While Cosmo Plays With AI Toys, People Continue Making Real Art
Phaidon has published an essential survey of emerging artists worldwide
In April, The Middlebrow got cranky about Dall-E, an online artificial intelligence that claims to be able to make art based on user prompts. Dall-E’s creators claim to have created an algorithm that is an artist. But the whole point of art is the ability to break rules while an algorithm is nothing but rules. Before Dall-E’s masters released their misnamed monster to the public they had to be sure that Internet users, who can be counted to bring tragedy to any commons, could not ask Dall-E to transgress in ways you can surely imagine.
But art is transgressive. Not all art transgresses, but it always can. The right to transgress is proof of freedom and creativity can only exist alongside free will, which Dall-E lacks. Until Dall-E can alter or break the rules its creators have imposed, it is a paintbrush, not a painter.
Cosmopolitan jumped on Dall-E’s recent popularity and used the tool to create the cover for its AI issue. “And it only took 20 seconds to make,” brags the coverline. But it’s nothing to be proud of. The cover is terribly composed. Like just about anything Dall-E renders, it looks like the kind of anodyne graphic you’d find in the poster racks of an “edgy” mall gift store, to be purchased by a teenager and then affixed to a wall as a warning to any potential romantic visitors that the host is not as cool as they may have let on.
While Dall-E snags magazine cover design jobs and online praise, a new generation of emerging artists are nowhere nearly as well known as they should be. Put down your computer-generated make-up mag and pick up Prime: Art’s Next Generation, published recently by Phaidon. One of the toughest things about visual art for a neophyte like The Middlebrow, is getting to know artists, galleries and venues with few places to start. The Scholar Wife provides a vital introduction through her collected work at Forbes but there are otherwise few places to seek introductions to new work and talents.
Organized like an encyclopedia but with each entry rendered as a story, Prime collects the work of 100 artists from around the world, born between 1980 and 1995. Their work spans installations, painting, sculpture and performance and the visual styles are as diverse as their origins.
Jill Mulleady, born in Uruguay and working in Los Angeles creates paintings that achieve an antifascist, contemporary noir. (Image page 285). Toyin Ojih Odutola, born in Nigeria and working in New York City paints lush portraits that make the real seem fantastic. Georgina Gratrix of Mexico City and now working in Capetown, both disturbs and delights.

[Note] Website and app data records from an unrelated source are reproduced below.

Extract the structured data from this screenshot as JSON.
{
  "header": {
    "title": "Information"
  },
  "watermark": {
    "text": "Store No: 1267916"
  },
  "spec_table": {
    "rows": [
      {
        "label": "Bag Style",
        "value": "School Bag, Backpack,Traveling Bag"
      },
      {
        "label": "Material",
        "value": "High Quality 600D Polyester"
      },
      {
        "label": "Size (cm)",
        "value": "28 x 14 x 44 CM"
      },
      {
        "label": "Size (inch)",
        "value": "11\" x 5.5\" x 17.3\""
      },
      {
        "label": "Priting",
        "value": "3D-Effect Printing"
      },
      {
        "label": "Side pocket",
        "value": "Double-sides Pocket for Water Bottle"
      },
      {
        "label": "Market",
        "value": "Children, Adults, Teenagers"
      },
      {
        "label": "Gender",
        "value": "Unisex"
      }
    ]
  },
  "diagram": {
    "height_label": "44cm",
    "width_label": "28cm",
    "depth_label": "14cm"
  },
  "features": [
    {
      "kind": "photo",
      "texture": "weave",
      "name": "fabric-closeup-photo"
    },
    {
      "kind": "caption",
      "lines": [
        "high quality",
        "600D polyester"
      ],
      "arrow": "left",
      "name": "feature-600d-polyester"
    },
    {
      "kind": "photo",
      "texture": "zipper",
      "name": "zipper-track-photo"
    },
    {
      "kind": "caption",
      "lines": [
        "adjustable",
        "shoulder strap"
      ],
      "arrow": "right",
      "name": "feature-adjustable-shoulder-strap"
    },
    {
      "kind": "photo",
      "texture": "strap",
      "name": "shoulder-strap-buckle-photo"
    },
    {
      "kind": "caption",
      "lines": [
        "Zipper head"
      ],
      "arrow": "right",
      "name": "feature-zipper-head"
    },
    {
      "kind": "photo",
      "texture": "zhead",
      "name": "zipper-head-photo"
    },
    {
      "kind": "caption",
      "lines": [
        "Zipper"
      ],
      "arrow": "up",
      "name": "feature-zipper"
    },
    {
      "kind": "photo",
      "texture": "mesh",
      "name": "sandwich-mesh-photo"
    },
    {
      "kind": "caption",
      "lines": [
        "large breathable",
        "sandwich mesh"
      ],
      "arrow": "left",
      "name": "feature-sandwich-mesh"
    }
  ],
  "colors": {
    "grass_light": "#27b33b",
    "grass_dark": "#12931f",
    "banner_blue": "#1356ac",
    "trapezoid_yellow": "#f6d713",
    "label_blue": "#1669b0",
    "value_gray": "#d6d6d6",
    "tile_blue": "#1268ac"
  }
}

Generally, The Middlebrow is a wordy affair, but enjoy some images, snapped from the book when images grabbed me as I read:
We don’t need Dall-E. We need to pay attention to each other. People are making great art out there and some of them could probably use a magazine cover payday. Prime is fun to read, especially in chunks. I took time to visit a letter of the alphabet day and always encountered something that made me stop to gaze. Create what you want in your innovation labs, the future of art remains wonderful people making wonderful things (that you won’t find tucked into the darkened corner of a store in a South Portland mall).